Womanswork Garden Gloves
A Story, a Discussion, and a Garden Glove Review
I can remember when the Internet was young and most discussions on topics such as gardening came through a newsfeed (newsgroups), or an email discussion group hosted by a university. I belonged to several garden discussions through email. Unfortunately, "flame wars" dominated the Newsgroups. Wading through the argument minefields to discuss my favorite hellebore or acer became an exercise in frustration. Many of the email discussion groups had problems too; however, the quality posts verses flame-wars appeared to be better balanced. As the Internet grew up, so did the quality of discussions and many groups learned to moderate themselves to be rid of those who spoiled for a fight. I don’t remember many of the discussions, but I met a variety of gardeners that became friends. Decades later some still are!
What does this have to do with a review on gardening gloves? A lively discussion began one winter evening about the state of women’s gardening gloves. Our biggest complaint? We had to buy a man’s working glove to do our gardening chores. What the industry gave women was cotton, flowery gloves — a joke really — that did little to protect the hands. I remember them as white fabric with a pretty little flower patterns on them — almost pretty enough to go to Easter Sunday service — useless in the garden.
We ranted and discussed why women did not have sensible work gloves for the garden. It seemed absurd since our gender loves to garden. I remember the voices of women wondering why we couldn’t have hard working gloves that fit our hands. Most of us agreed we would gladly trade pretty gloves for ugly ones if it meant useful, functioning gloves that held up to the hard work we do in the garden. None of us were gentry on estates with a stable of men gardeners at our disposal to do the dirty work, although many had husbands that helped with the heavy work. Nevertheless, what the industry didn’t seem to understand back then was simple: real women garden and love to get dirty and messy, and need gloves that will hold up to the hard work, while protecting our hands from the worst of it.
Someone must have heard the collective women’s voices, I am sure women gardeners all over had the same complaint. We didn’t want cheap, thin, pretty gloves to work in. We needed a working glove that fit our hands and held up to everything we pushed on it.
I remember when new women’s gloves began showing up in the nursery centers. Not only were many of them good quality gloves that rivaled the men’s, but there seemed to be an explosion of different gloves for light work, heavy work, thorny work, you name it, the gloves poured onto the garden centers’ shelves. It’s hard to go into a nursery and try to pick the right glove — so many choices. I love the dilemma!
Which leads me to the Womanswork Glove I trialed since the summer of 2013. I planned to try it for the summer and write a review, but decided I would keep using it into winter and see how it held up for the long haul.
The red gloves fit well. The reinforced fingers are holding up, and are better than many gloves that I wear until holes appear.
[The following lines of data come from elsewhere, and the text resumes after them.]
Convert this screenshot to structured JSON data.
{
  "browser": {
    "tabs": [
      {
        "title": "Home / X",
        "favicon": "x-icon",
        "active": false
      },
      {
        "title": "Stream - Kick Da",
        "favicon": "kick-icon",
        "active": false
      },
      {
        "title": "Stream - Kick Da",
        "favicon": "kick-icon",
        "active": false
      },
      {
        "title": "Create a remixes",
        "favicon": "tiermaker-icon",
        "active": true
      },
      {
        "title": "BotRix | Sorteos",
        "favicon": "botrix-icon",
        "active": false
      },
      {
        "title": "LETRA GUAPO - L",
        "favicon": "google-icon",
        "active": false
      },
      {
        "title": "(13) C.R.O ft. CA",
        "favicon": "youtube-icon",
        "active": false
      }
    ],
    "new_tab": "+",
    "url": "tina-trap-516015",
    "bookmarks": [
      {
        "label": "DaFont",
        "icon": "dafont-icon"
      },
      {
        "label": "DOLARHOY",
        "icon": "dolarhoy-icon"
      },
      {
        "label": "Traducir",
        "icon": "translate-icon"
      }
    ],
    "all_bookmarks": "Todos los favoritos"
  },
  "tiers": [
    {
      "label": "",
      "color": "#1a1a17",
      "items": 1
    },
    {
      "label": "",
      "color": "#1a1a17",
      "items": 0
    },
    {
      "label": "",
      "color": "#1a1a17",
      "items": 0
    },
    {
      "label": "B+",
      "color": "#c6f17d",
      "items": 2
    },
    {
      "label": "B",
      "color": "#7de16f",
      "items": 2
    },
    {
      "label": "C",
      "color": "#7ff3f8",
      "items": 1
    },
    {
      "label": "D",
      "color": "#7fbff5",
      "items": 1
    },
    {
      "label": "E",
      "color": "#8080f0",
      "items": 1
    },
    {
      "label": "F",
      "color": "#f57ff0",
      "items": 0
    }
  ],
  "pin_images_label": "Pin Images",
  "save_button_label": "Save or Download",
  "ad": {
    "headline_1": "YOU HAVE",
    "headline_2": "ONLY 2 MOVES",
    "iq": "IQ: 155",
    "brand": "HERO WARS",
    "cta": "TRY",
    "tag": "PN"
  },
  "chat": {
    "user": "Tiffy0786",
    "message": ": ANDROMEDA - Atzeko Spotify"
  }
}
I like to dig in the dirt with my hands, because I keep my soil full of loam and don’t walk on it, much of it is soft and easy to dig in and I love to plunge my fingers into when weeding or planting small pots of plants. After a couple of seasons these gloves showed little wear (Photo right — glove after 9 months).
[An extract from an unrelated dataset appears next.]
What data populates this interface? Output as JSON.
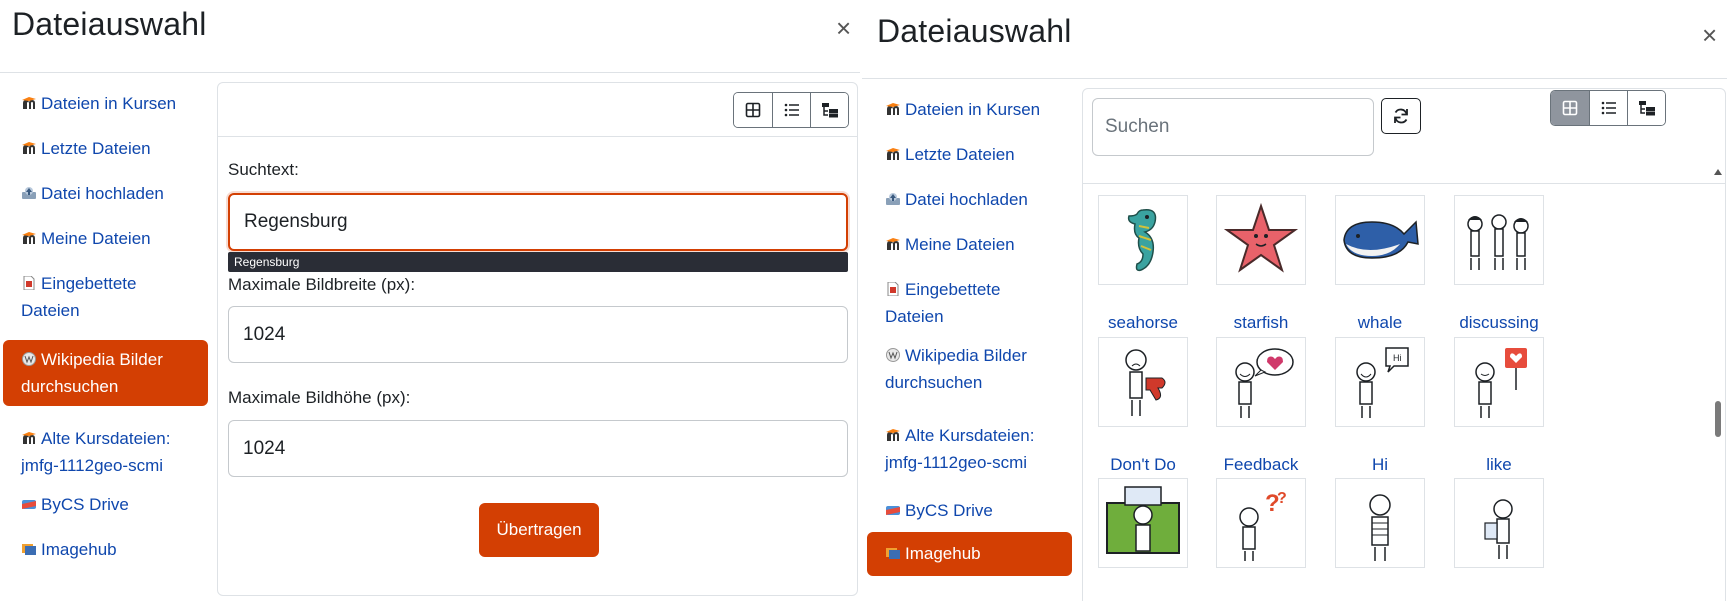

The gloves are made out of goatskin leather and can be hand washed and air-dried. The backside is made of breathable material so they are great gloves for working when it’s warm. When you sweat, you can wipe your brow with the back of the thumb, which is made of absorbent terry material. I know I will be using the gloves again in the upcoming garden season. They are made in China, which is its only downside, because I prefer to buy American made products.
I don’t want to stop the review just at the pair of gloves I trialed. Most often, that is where the review would end: I like product, then review product, that’s the end. However, I looked into the company and liked what I found. The fact that it’s owned and operated by women is not the key reason I like the company; although, I believe it may be partially why I like the way they do business. Even if the glove I reviewed came from China, many of Womanswork’s products are made in America! Click here for a list of all their "Made in the USA" products.
I plan to buy more of their gloves, my next purchase will be the Women's Leather Gauntlet Glove, a pigskin suede leather glove that offers great protection on up over the forearms from the prickly roses and thorny brambles.
My garden can bring on the weeds that must be pulled, the brambles that need cut back, the rocks that must be stacked, and the compost pile that needs to be turned. My gloves make the work easier on the hands.